The University of Missouri School of Medicine is launching new research focused on the Delta variant and the immune response in patients who are infected.
“We want to know how long their immunity lasts, are they protected against other variants,” said Mark Daniels, PhD, associate professor of surgery and molecular microbiology and immunology. “So we’re comparing how different is the response to this virus versus the other viruses.”
As principal investigator, Daniels is starting the study with the enrollment of at least 100 participants infected by the Delta variant and any new variant the lab may identify.
“We’re working with a number of labs across Missouri to give us patient samples. Then we can do sequencing and determine whether or not they’ve been infected with the variant,” he said. “And then we’ll reach out and contact those individuals to try to recruit them.”

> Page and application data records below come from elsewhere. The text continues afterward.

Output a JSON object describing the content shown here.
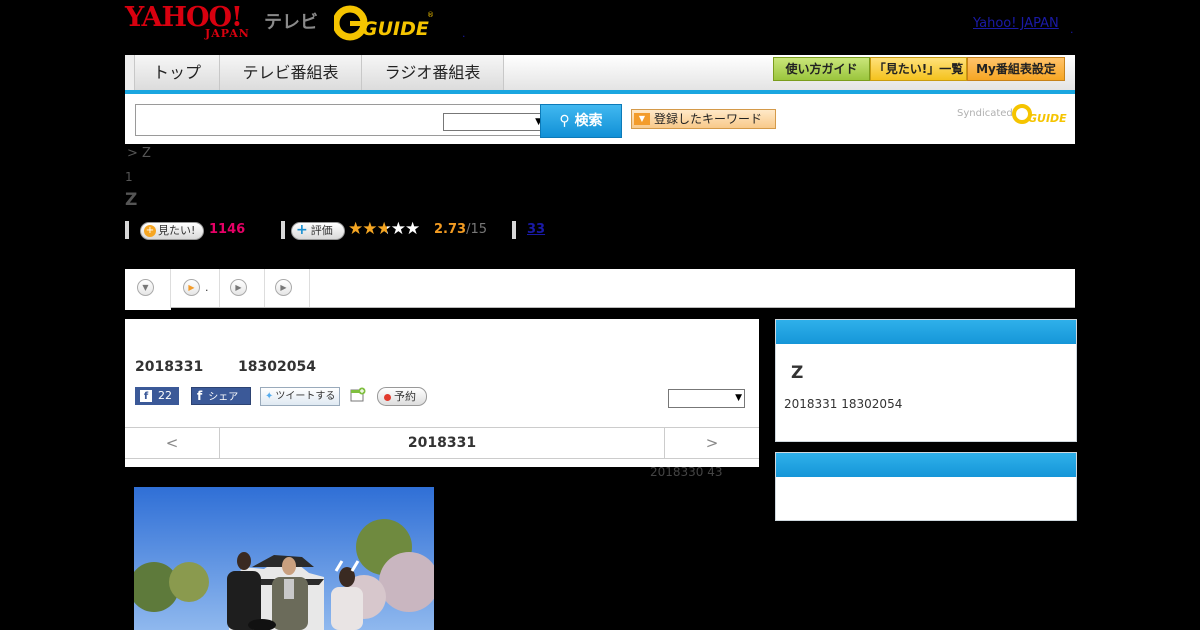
{
  "header": {
    "logo_yahoo": "YAHOO!",
    "logo_japan": "JAPAN",
    "logo_tv": "テレビ",
    "logo_gguide": "G GUIDE",
    "yahoo_japan_link": "Yahoo! JAPAN",
    "dot": "."
  },
  "nav": {
    "tabs": [
      "トップ",
      "テレビ番組表",
      "ラジオ番組表"
    ],
    "right_buttons": [
      "使い方ガイド",
      "「見たい!」一覧",
      "My番組表設定"
    ]
  },
  "search": {
    "input_value": "",
    "select_value": "",
    "search_label": "検索",
    "keyword_label": "登録したキーワード",
    "syndicated": "Syndicated",
    "gguide": "G GUIDE"
  },
  "program": {
    "breadcrumb": "> Z",
    "count": "1",
    "title": "Z",
    "mitai_label": "見たい!",
    "mitai_count": "1146",
    "rating_label": "評価",
    "rating_value": "2.73",
    "rating_max": "/15",
    "rating_stars": 2.73,
    "reviews_count": "33"
  },
  "tabs_strip": {
    "items": [
      "",
      ".",
      "",
      ""
    ]
  },
  "main": {
    "date": "2018331",
    "time": "18302054",
    "fb_count": "22",
    "fb_share": "シェア",
    "tweet": "ツイートする",
    "reserve": "予約",
    "select_value": "",
    "prev": "<",
    "next": ">",
    "current_date": "2018331",
    "below_date": "2018330  43"
  },
  "sidebar": {
    "box1": {
      "title": "Z",
      "date_time": "2018331  18302054"
    },
    "box2": {}
  },
  "colors": {
    "accent_blue": "#1aa6e0",
    "yahoo_red": "#d8000f",
    "mitai_pink": "#e60066",
    "rating_orange": "#f29b22",
    "nav_green": "#9bc53d",
    "nav_orange": "#f6a623"
  },
  "icons": {
    "search": "search-icon",
    "keyword": "triangle-down-icon",
    "plus": "plus-icon",
    "facebook": "facebook-icon",
    "twitter": "twitter-bird-icon",
    "reserve": "record-dot-icon"
  }
}
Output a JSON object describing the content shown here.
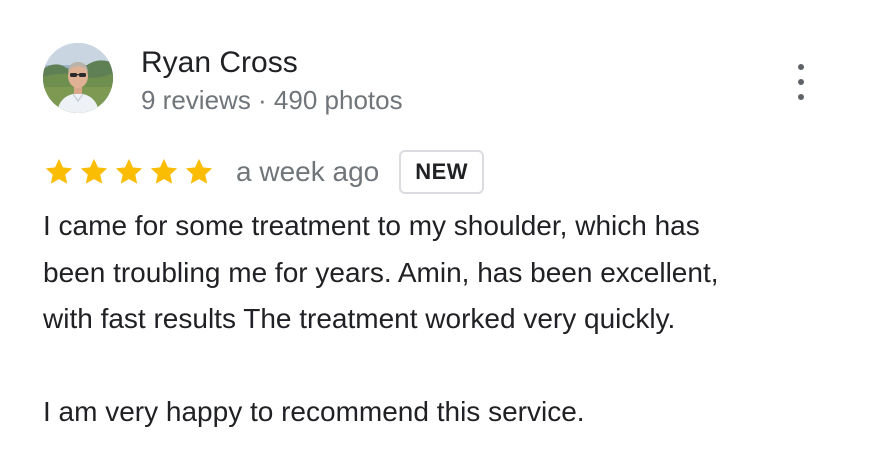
{
  "reviewer": {
    "name": "Ryan Cross",
    "meta": "9 reviews · 490 photos"
  },
  "rating": {
    "stars": 5,
    "max_stars": 5,
    "star_color": "#fbbc04",
    "time_ago": "a week ago",
    "badge": "NEW"
  },
  "review": {
    "paragraph_1": "I came for some treatment to my shoulder, which has\nbeen troubling me for years. Amin, has been excellent,\nwith fast results  The treatment worked very quickly.",
    "paragraph_2": "I am very happy to recommend this service."
  },
  "icons": {
    "menu": "more-vert-icon",
    "star": "star-icon",
    "avatar": "profile-photo"
  },
  "colors": {
    "text_primary": "#202124",
    "text_secondary": "#70757a",
    "badge_border": "#dadce0"
  }
}
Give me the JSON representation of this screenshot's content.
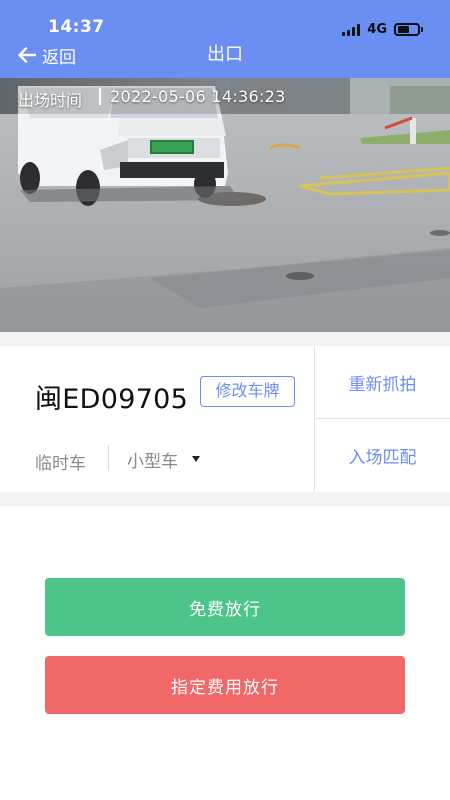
{
  "status_bar": {
    "time": "14:37",
    "network": "4G",
    "battery_level": 0.6
  },
  "nav": {
    "back_label": "返回",
    "title": "出口",
    "back_icon": "arrow-left-icon"
  },
  "camera": {
    "entry_label": "出场时间",
    "entry_time": "2022-05-06 14:36:23"
  },
  "vehicle": {
    "plate": "闽ED09705",
    "edit_plate_label": "修改车牌",
    "kind": "临时车",
    "size": "小型车",
    "size_icon": "caret-down-icon"
  },
  "side_actions": {
    "recapture": "重新抓拍",
    "entry_match": "入场匹配"
  },
  "actions": {
    "free_release": "免费放行",
    "paid_release": "指定费用放行"
  },
  "colors": {
    "primary": "#6b8ef2",
    "success": "#4dc48a",
    "danger": "#f06868"
  }
}
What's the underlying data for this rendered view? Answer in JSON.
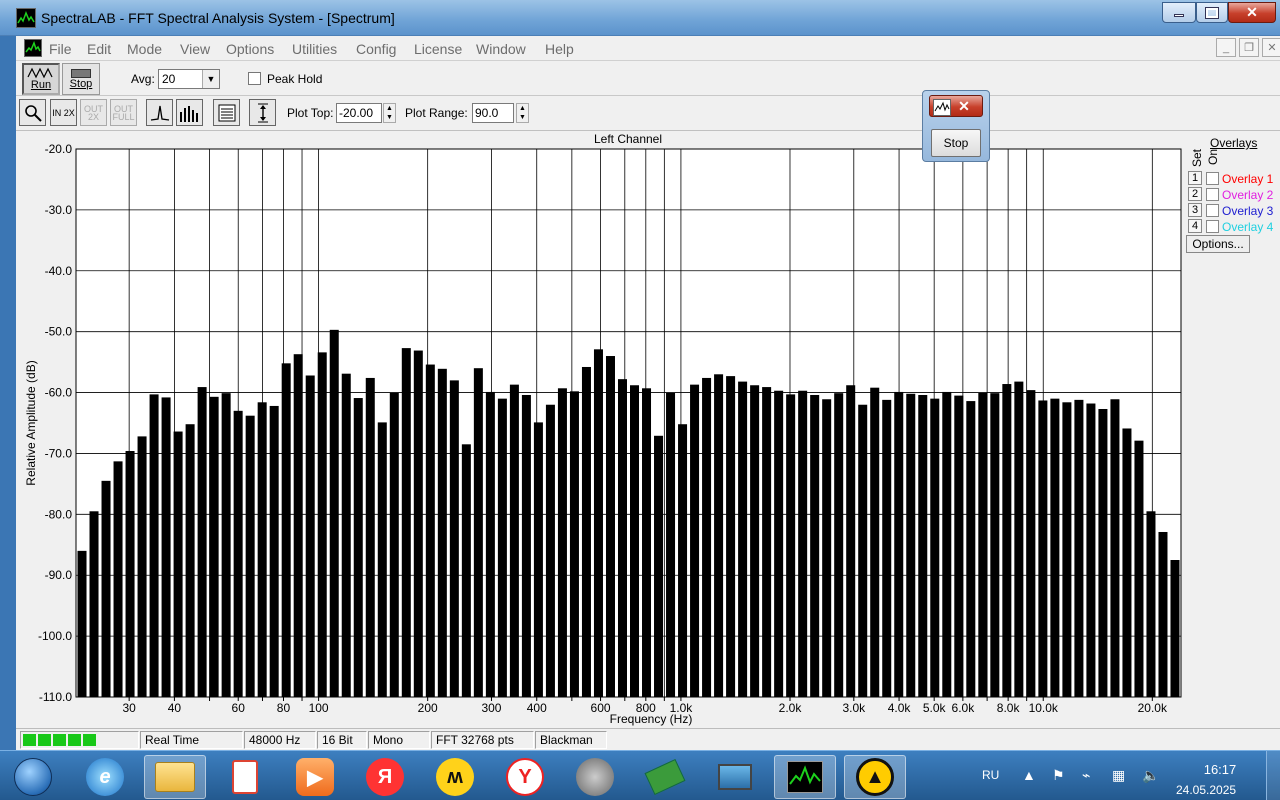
{
  "window": {
    "title": "SpectraLAB - FFT Spectral Analysis System - [Spectrum]"
  },
  "menu": [
    "File",
    "Edit",
    "Mode",
    "View",
    "Options",
    "Utilities",
    "Config",
    "License",
    "Window",
    "Help"
  ],
  "toolbar": {
    "run_label": "Run",
    "stop_label": "Stop",
    "avg_label": "Avg:",
    "avg_value": "20",
    "peak_hold_label": "Peak Hold",
    "plot_top_label": "Plot Top:",
    "plot_top_value": "-20.00",
    "plot_range_label": "Plot Range:",
    "plot_range_value": "90.0",
    "zoom_in_label": "IN 2X",
    "zoom_out_label": "OUT 2X",
    "zoom_full_label": "OUT FULL"
  },
  "floating_window": {
    "stop_label": "Stop"
  },
  "overlays": {
    "title": "Overlays",
    "set_label": "Set",
    "on_label": "On",
    "items": [
      {
        "num": "1",
        "label": "Overlay 1",
        "color": "#ff0000"
      },
      {
        "num": "2",
        "label": "Overlay 2",
        "color": "#e020e0"
      },
      {
        "num": "3",
        "label": "Overlay 3",
        "color": "#2020d0"
      },
      {
        "num": "4",
        "label": "Overlay 4",
        "color": "#20d0e0"
      }
    ],
    "options_label": "Options..."
  },
  "status": {
    "mode": "Real Time",
    "rate": "48000 Hz",
    "bits": "16 Bit",
    "channels": "Mono",
    "fft": "FFT 32768 pts",
    "window_fn": "Blackman"
  },
  "taskbar": {
    "lang": "RU",
    "time": "16:17",
    "date": "24.05.2025"
  },
  "chart_data": {
    "type": "bar",
    "title": "Left Channel",
    "xlabel": "Frequency (Hz)",
    "ylabel": "Relative Amplitude (dB)",
    "x_scale": "log",
    "ylim": [
      -110,
      -20
    ],
    "grid": true,
    "y_ticks": [
      "-20.0",
      "-30.0",
      "-40.0",
      "-50.0",
      "-60.0",
      "-70.0",
      "-80.0",
      "-90.0",
      "-100.0",
      "-110.0"
    ],
    "x_ticks": [
      {
        "f": 30,
        "label": "30"
      },
      {
        "f": 40,
        "label": "40"
      },
      {
        "f": 50,
        "label": ""
      },
      {
        "f": 60,
        "label": "60"
      },
      {
        "f": 70,
        "label": ""
      },
      {
        "f": 80,
        "label": "80"
      },
      {
        "f": 90,
        "label": ""
      },
      {
        "f": 100,
        "label": "100"
      },
      {
        "f": 200,
        "label": "200"
      },
      {
        "f": 300,
        "label": "300"
      },
      {
        "f": 400,
        "label": "400"
      },
      {
        "f": 500,
        "label": ""
      },
      {
        "f": 600,
        "label": "600"
      },
      {
        "f": 700,
        "label": ""
      },
      {
        "f": 800,
        "label": "800"
      },
      {
        "f": 900,
        "label": ""
      },
      {
        "f": 1000,
        "label": "1.0k"
      },
      {
        "f": 2000,
        "label": "2.0k"
      },
      {
        "f": 3000,
        "label": "3.0k"
      },
      {
        "f": 4000,
        "label": "4.0k"
      },
      {
        "f": 5000,
        "label": "5.0k"
      },
      {
        "f": 6000,
        "label": "6.0k"
      },
      {
        "f": 7000,
        "label": ""
      },
      {
        "f": 8000,
        "label": "8.0k"
      },
      {
        "f": 9000,
        "label": ""
      },
      {
        "f": 10000,
        "label": "10.0k"
      },
      {
        "f": 20000,
        "label": "20.0k"
      }
    ],
    "x_range_hz": [
      21.4,
      24000
    ],
    "values": [
      -86,
      -79.5,
      -74.5,
      -71.3,
      -69.6,
      -67.2,
      -60.3,
      -60.8,
      -66.4,
      -65.2,
      -59.1,
      -60.7,
      -60.1,
      -63,
      -63.8,
      -61.6,
      -62.2,
      -55.2,
      -53.7,
      -57.2,
      -53.4,
      -49.7,
      -56.9,
      -60.9,
      -57.6,
      -64.9,
      -60,
      -52.7,
      -53.1,
      -55.4,
      -56.1,
      -58,
      -68.5,
      -56,
      -59.9,
      -61,
      -58.7,
      -60.4,
      -64.9,
      -62,
      -59.3,
      -59.8,
      -55.8,
      -52.9,
      -54,
      -57.8,
      -58.8,
      -59.3,
      -67.1,
      -60,
      -65.2,
      -58.7,
      -57.6,
      -57,
      -57.3,
      -58.2,
      -58.8,
      -59.1,
      -59.7,
      -60.3,
      -59.7,
      -60.4,
      -61.1,
      -60.1,
      -58.8,
      -62,
      -59.2,
      -61.2,
      -59.9,
      -60.2,
      -60.4,
      -61,
      -59.9,
      -60.5,
      -61.4,
      -60,
      -60.1,
      -58.6,
      -58.2,
      -59.6,
      -61.3,
      -61,
      -61.6,
      -61.2,
      -61.8,
      -62.7,
      -61.1,
      -65.9,
      -67.9,
      -79.5,
      -82.9,
      -87.5
    ]
  }
}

Daniels wants to see how the immune response differs between demographics.
“We’re going to get unvaccinated individuals, we will get breakthrough individuals. We’ll get the demographic information, health information and public health information to determine why did they end up infected now versus later and a number of other questions we’re interested in.“
The research will monitor participants’ immune response and test their antibodies against other variants. While working to identify positive Delta variant infections, it’s possible the research team can identify and study new variants that may emerge in Missouri.
This new study has some similarities to another study Daniels is leading as principal investigator. That research is on the efficacy and longevity of COVID-19 vaccines. Daniels is closely following the immune response of about 600 vaccinated and partially vaccinated study participants for a period of one year. He wants to see how long protection lasts and how vaccination immunity differs from the immunity from natural infection. Daniels is analyzing the presence of antibodies in study participants’ blood with repeat blood samples to see how the immune response changes over time. The combined studies from Daniels’ lab may provide answers to many nagging questions.
“Our biobank that we have is important in the fact that we can utilize that. We can take any pool of antibodies and test them against any pool of viruses,” Daniels explained. “ If we can see commonalities, (such as) is there a magic antibody that will treat or protect all the individuals independent of the variant from reinfection? Or can we develop a treatment that we could then provide? Is there something that is better or worse about different vaccines and their ability to protect? Is there something in the demographic of individuals? What do we really need to do? Do we need to have a booster? Do we need to design a more diverse vaccine or a better vaccine?”